...i and the ra.lroml A school house w,ich cost S"
i ono of the institutions of the town Pro nZ '
Wing made to found an academy tV 1 1 7
W the auspices of the Si , JS?
Two church organisations exist, and for one u Z?8
m conm of construction, Five rist e " f lho6 "
number of sawmill, are locntcd
valley, which supply flour and lumber to Yakima and
Kittitas counties, and even across the Columbia to tlio
Big Bend.
The altitude of Ellensburg is 1,500 feet above the sea
level. The winter weather is clear and cold, the ther
mometer in extreme seasons reaching 30 degrees below
zero. This is seldom, however, and the usual winter
weather is sunny and bracing. Snow occasionally falls
to the depth of two feet, but soon succumbs to the melt
ing breath of the Chinook wind, which does not neglect
Kittitas in its travels inland. The most disagreeable
feature of the climate are the strong winds of spring and
summer, but to these one quickly becomes accustomed.
Taken as a whole, tho climate is an' agreeable one, the
summers being pleasant and not too warm, and the winter
clear and invigorating, without extended periods of cold
Wenatchee Valley, lying along the northern boundary
of the county, has a much lower altitude than Kittitas,
and is better adapted to fruit culture. Miller & Freer,
the pioneers of Wenatchee, have long kept a trading post
at the mouth of that stream, and possess an orchard that
yields fruit in abundance. This finds a ready market at
good prices across the mountains in Ellensburg, and in
the Wenatchee Valley itself. The valley is as yet thinly
settled, and good homes may be found here by industri
ous men upon Government land.
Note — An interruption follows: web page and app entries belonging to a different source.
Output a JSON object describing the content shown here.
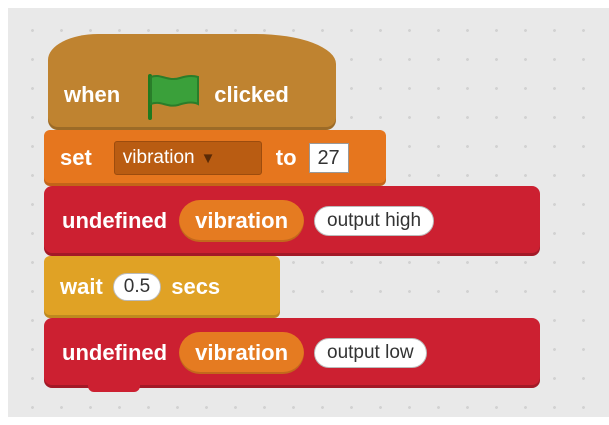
{
  "script": {
    "hat": {
      "when": "when",
      "flag_icon": "green-flag-icon",
      "clicked": "clicked"
    },
    "set": {
      "set": "set",
      "variable": "vibration",
      "to": "to",
      "value": "27"
    },
    "output_high": {
      "label": "undefined",
      "pin": "vibration",
      "state": "output high"
    },
    "wait": {
      "wait": "wait",
      "secs_value": "0.5",
      "secs": "secs"
    },
    "output_low": {
      "label": "undefined",
      "pin": "vibration",
      "state": "output low"
    }
  },
  "colors": {
    "events": "#bf8330",
    "data": "#e6761e",
    "control": "#e0a225",
    "extension": "#cc2031",
    "flag": "#2ca02c"
  }
}
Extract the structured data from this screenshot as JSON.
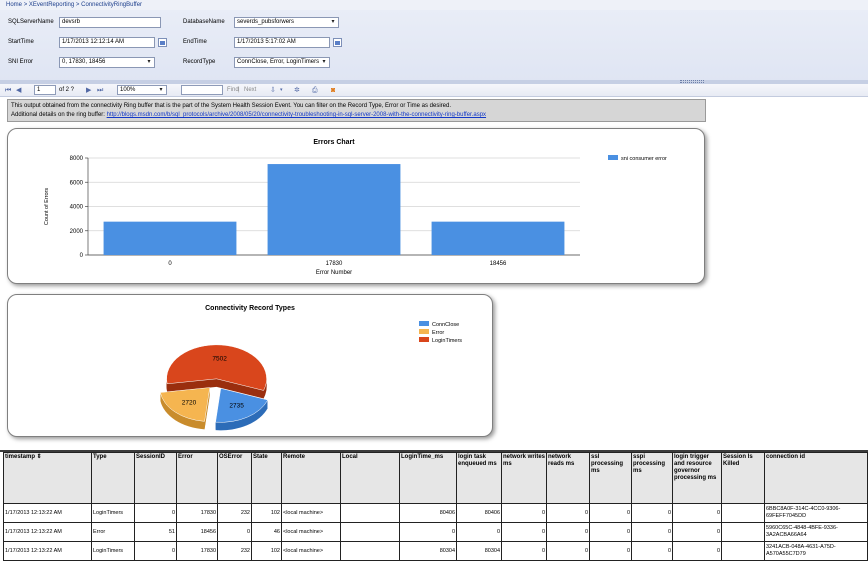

Many of the settlers
are setting out small orchards and vineyards, and the
luscious peaches, grapes and apples of the Wenatchee
will find a more extended market throughout that portion
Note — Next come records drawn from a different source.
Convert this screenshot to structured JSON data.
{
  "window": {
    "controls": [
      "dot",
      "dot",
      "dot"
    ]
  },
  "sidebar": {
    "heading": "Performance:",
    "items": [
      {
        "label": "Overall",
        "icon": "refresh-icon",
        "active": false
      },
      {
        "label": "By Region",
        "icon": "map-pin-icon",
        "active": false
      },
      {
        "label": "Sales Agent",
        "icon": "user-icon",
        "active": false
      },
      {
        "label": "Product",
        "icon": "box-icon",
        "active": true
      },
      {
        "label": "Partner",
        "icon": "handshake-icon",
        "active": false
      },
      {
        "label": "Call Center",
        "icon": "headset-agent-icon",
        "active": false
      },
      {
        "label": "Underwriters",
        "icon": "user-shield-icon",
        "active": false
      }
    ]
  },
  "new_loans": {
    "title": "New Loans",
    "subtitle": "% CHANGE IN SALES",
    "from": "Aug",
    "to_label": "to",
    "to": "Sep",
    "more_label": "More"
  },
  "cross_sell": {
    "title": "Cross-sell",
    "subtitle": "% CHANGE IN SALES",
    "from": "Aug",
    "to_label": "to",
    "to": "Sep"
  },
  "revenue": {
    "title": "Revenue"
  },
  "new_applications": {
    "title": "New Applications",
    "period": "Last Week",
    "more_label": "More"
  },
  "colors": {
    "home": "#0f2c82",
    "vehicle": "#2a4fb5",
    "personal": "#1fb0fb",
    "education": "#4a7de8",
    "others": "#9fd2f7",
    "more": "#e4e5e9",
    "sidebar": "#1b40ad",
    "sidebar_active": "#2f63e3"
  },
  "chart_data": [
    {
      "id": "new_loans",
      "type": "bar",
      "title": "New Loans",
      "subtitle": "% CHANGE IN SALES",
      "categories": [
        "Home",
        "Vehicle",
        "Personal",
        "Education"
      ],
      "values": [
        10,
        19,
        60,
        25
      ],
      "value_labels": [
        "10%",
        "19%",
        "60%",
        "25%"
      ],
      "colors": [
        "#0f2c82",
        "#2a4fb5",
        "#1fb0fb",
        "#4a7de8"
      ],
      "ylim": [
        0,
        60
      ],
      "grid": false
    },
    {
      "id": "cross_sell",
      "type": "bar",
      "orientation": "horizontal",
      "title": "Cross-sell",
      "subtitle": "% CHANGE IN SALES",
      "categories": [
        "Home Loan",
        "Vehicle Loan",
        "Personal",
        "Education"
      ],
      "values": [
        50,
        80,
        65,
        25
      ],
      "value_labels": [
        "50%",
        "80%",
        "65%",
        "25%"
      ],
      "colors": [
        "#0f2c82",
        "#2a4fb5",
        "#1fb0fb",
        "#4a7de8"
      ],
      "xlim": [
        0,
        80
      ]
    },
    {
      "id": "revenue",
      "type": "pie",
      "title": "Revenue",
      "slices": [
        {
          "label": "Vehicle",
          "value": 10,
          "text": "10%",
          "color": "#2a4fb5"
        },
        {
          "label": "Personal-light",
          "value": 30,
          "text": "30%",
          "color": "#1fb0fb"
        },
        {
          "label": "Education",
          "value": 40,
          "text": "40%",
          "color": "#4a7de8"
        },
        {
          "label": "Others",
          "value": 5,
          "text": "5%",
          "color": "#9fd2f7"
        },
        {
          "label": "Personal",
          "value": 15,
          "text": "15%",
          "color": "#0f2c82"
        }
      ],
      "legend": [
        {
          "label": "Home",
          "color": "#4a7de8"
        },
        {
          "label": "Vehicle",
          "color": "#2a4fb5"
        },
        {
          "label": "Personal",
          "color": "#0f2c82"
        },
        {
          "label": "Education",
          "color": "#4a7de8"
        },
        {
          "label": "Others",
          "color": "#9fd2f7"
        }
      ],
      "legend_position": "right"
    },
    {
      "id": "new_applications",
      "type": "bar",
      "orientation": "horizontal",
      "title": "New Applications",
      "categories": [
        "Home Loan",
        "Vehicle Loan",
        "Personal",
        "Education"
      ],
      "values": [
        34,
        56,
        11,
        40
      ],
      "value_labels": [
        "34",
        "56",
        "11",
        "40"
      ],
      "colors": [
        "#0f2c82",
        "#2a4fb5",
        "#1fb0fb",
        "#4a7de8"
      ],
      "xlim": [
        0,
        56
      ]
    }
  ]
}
of.the Territory.
About twenty miles from Ellensburg is Swauk Creek,
a considerable mountain stream discharging into the
Yakima. Here are a number of settlements nestling m
the little valleys along its course, and some five miles up
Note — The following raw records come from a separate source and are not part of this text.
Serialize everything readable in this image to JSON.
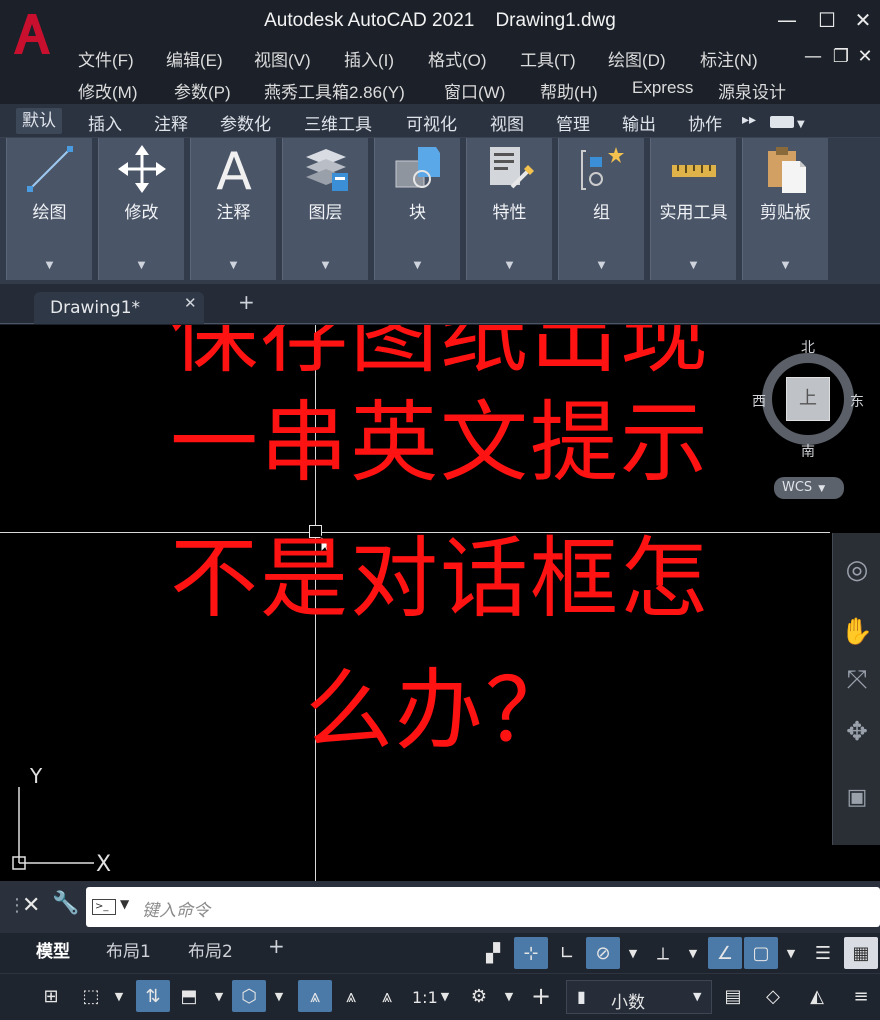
{
  "app": {
    "title": "Autodesk AutoCAD 2021",
    "file": "Drawing1.dwg",
    "brand_color": "#c8102e"
  },
  "window_controls": {
    "minimize": "—",
    "maximize": "☐",
    "close": "✕"
  },
  "menu": {
    "row1": [
      "文件(F)",
      "编辑(E)",
      "视图(V)",
      "插入(I)",
      "格式(O)",
      "工具(T)",
      "绘图(D)",
      "标注(N)"
    ],
    "row2": [
      "修改(M)",
      "参数(P)",
      "燕秀工具箱2.86(Y)",
      "窗口(W)",
      "帮助(H)",
      "Express",
      "源泉设计"
    ]
  },
  "ribbon_tabs": [
    "默认",
    "插入",
    "注释",
    "参数化",
    "三维工具",
    "可视化",
    "视图",
    "管理",
    "输出",
    "协作"
  ],
  "ribbon_overflow": "▸▸",
  "ribbon_panels": [
    {
      "label": "绘图",
      "icon": "line-icon"
    },
    {
      "label": "修改",
      "icon": "move-icon"
    },
    {
      "label": "注释",
      "icon": "text-icon"
    },
    {
      "label": "图层",
      "icon": "layers-icon"
    },
    {
      "label": "块",
      "icon": "block-icon"
    },
    {
      "label": "特性",
      "icon": "properties-icon"
    },
    {
      "label": "组",
      "icon": "group-icon"
    },
    {
      "label": "实用工具",
      "icon": "measure-icon"
    },
    {
      "label": "剪贴板",
      "icon": "clipboard-icon"
    }
  ],
  "doc_tab": {
    "label": "Drawing1*",
    "close": "✕",
    "new": "+"
  },
  "overlay": {
    "lines": [
      "保存图纸出现",
      "一串英文提示",
      "不是对话框怎",
      "么办？"
    ],
    "color": "#ff1212"
  },
  "viewcube": {
    "north": "北",
    "south": "南",
    "east": "东",
    "west": "西",
    "face": "上",
    "wcs": "WCS"
  },
  "ucs": {
    "x": "X",
    "y": "Y"
  },
  "command_line": {
    "placeholder": "键入命令"
  },
  "layout_tabs": [
    {
      "label": "模型",
      "active": true
    },
    {
      "label": "布局1",
      "active": false
    },
    {
      "label": "布局2",
      "active": false
    }
  ],
  "layout_add": "+",
  "status": {
    "scale": "1:1",
    "units": "小数"
  },
  "colors": {
    "canvas_bg": "#000000",
    "chrome_bg": "#1b2029",
    "ribbon_panel": "#4a5568",
    "toggle_on": "#4c7aa8"
  }
}
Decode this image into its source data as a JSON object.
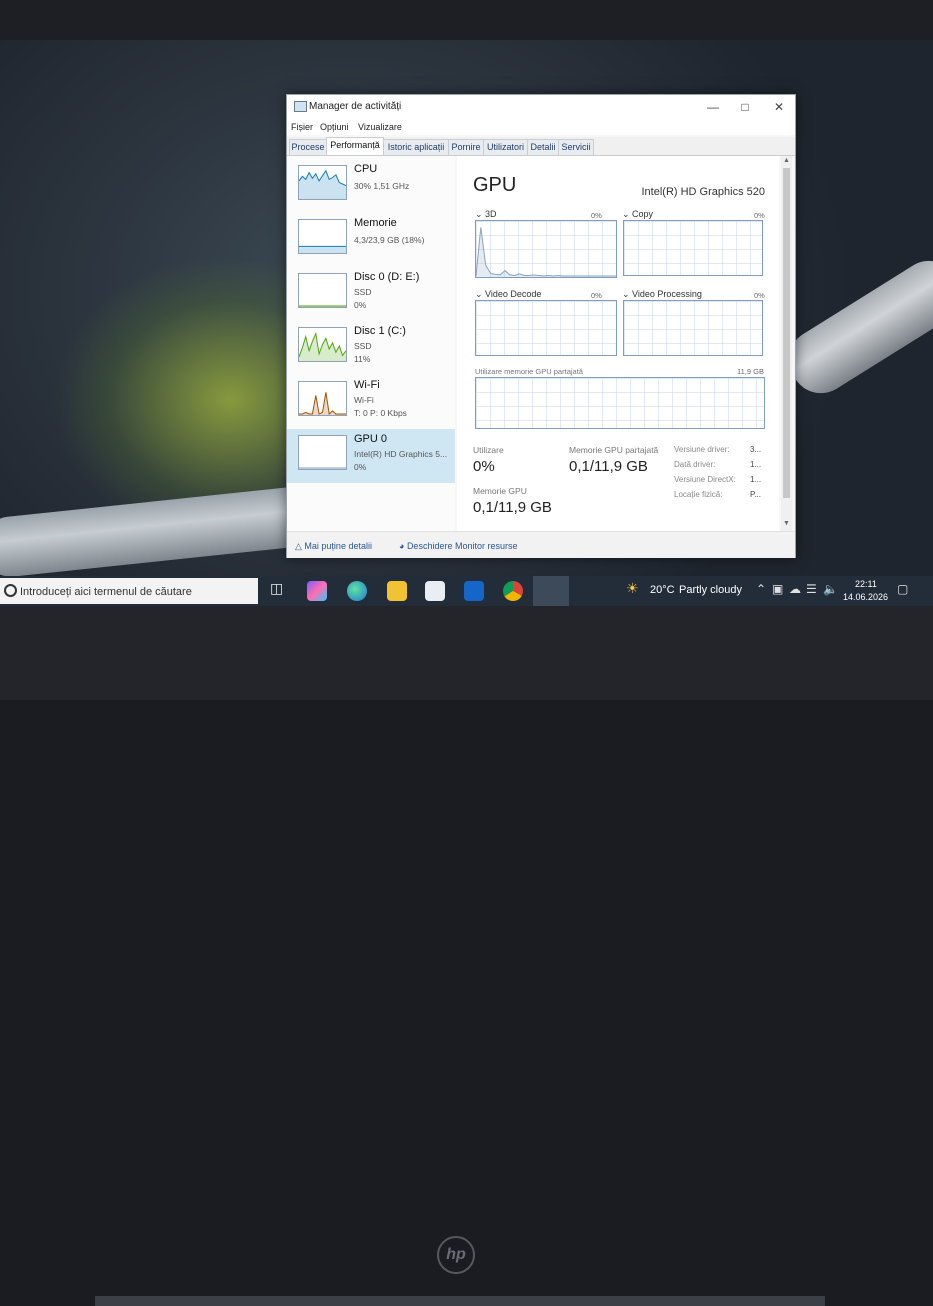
{
  "window": {
    "title": "Manager de activități",
    "menu": [
      "Fișier",
      "Opțiuni",
      "Vizualizare"
    ],
    "tabs": [
      "Procese",
      "Performanță",
      "Istoric aplicații",
      "Pornire",
      "Utilizatori",
      "Detalii",
      "Servicii"
    ],
    "active_tab": "Performanță"
  },
  "resources": [
    {
      "name": "CPU",
      "line1": "30%  1,51 GHz",
      "line2": ""
    },
    {
      "name": "Memorie",
      "line1": "4,3/23,9 GB (18%)",
      "line2": ""
    },
    {
      "name": "Disc 0 (D: E:)",
      "line1": "SSD",
      "line2": "0%"
    },
    {
      "name": "Disc 1 (C:)",
      "line1": "SSD",
      "line2": "11%"
    },
    {
      "name": "Wi-Fi",
      "line1": "Wi-Fi",
      "line2": "T: 0  P: 0 Kbps"
    },
    {
      "name": "GPU 0",
      "line1": "Intel(R) HD Graphics 5...",
      "line2": "0%"
    }
  ],
  "selected_resource": "GPU 0",
  "gpu": {
    "title": "GPU",
    "model": "Intel(R) HD Graphics 520",
    "engines": [
      {
        "label": "3D",
        "pct": "0%"
      },
      {
        "label": "Copy",
        "pct": "0%"
      },
      {
        "label": "Video Decode",
        "pct": "0%"
      },
      {
        "label": "Video Processing",
        "pct": "0%"
      }
    ],
    "shared_mem_label": "Utilizare memorie GPU partajată",
    "shared_mem_max": "11,9 GB",
    "stats": {
      "utilization_label": "Utilizare",
      "utilization_value": "0%",
      "shared_label": "Memorie GPU partajată",
      "shared_value": "0,1/11,9 GB",
      "gpu_mem_label": "Memorie GPU",
      "gpu_mem_value": "0,1/11,9 GB"
    },
    "info": [
      {
        "label": "Versiune driver:",
        "value": "3..."
      },
      {
        "label": "Dată driver:",
        "value": "1..."
      },
      {
        "label": "Versiune DirectX:",
        "value": "1..."
      },
      {
        "label": "Locație fizică:",
        "value": "P..."
      }
    ]
  },
  "footer": {
    "fewer_details": "Mai puține detalii",
    "resource_monitor": "Deschidere Monitor resurse"
  },
  "taskbar": {
    "search_placeholder": "Introduceți aici termenul de căutare",
    "weather_temp": "20°C",
    "weather_desc": "Partly cloudy",
    "time": "22:11",
    "date": "14.06.2026"
  },
  "colors": {
    "accent": "#1e6ec8",
    "cpu_graph": "#117dbb",
    "disk_graph": "#4da60c",
    "wifi_graph": "#a74f01",
    "gpu_graph": "#8aa4c0",
    "selected_bg": "#cfe7f3"
  },
  "sparklines": {
    "cpu": [
      55,
      70,
      60,
      82,
      64,
      78,
      55,
      72,
      88,
      60,
      66,
      75,
      50,
      45,
      40
    ],
    "memory": [
      18,
      18,
      18,
      18,
      18,
      18,
      18,
      18,
      18,
      18,
      18,
      18,
      18,
      18,
      18
    ],
    "disk0": [
      0,
      0,
      0,
      0,
      0,
      0,
      0,
      0,
      0,
      0,
      0,
      0,
      0,
      0,
      0
    ],
    "disk1": [
      10,
      40,
      75,
      30,
      60,
      85,
      20,
      50,
      70,
      35,
      55,
      25,
      45,
      15,
      30
    ],
    "wifi": [
      0,
      0,
      5,
      0,
      0,
      60,
      0,
      5,
      70,
      0,
      10,
      0,
      0,
      0,
      0
    ],
    "gpu": [
      0,
      0,
      0,
      0,
      0,
      0,
      0,
      0,
      0,
      0,
      0,
      0,
      0,
      0,
      0
    ],
    "gpu_3d": [
      0,
      90,
      20,
      5,
      3,
      2,
      10,
      2,
      1,
      4,
      1,
      1,
      2,
      1,
      0,
      1,
      0,
      1,
      0,
      0,
      0,
      0,
      0,
      0,
      0,
      0,
      0,
      0,
      0,
      0
    ]
  }
}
the stream from where it is first approached by the road
from Ellensburg are the Swauk placer mines. The
coarse gold of these mines is their'distinguishing feature.
Lumps and nuggets are found ranging from one dollar to
seven hundred. Considerable gold has been taken out,
but the diggings are deep and the. gold irregularly dis
tributed, rendering it difficult to follow the lead. The
mines are worked by a few white men and a number of
Chinamen. Several quartz ledges of much promise have
been discovered and are being prospected. A mill has
been erected. Fifteen miles further into the mountains
are the well-known quartz mines of Peshastin and Nig
ger creeks, which were first worked in 1861 and aban
doned in the stampede for the mines, of Idaho. Of late
years several rich veins of ore have been worked by
arastras, and the Schaffer mine has a six-stamp mill
running on good rock. This mine has been developed
without the aid of outside capital, and has been to
unusual expense in making roads and bringing in
Directly westward from the Swauk settlements are to
be found many homes on the plateaus and slopes border
jng the Teanaway, and still further west in the valley of
the upper Yakima. Here is a large area of cultivable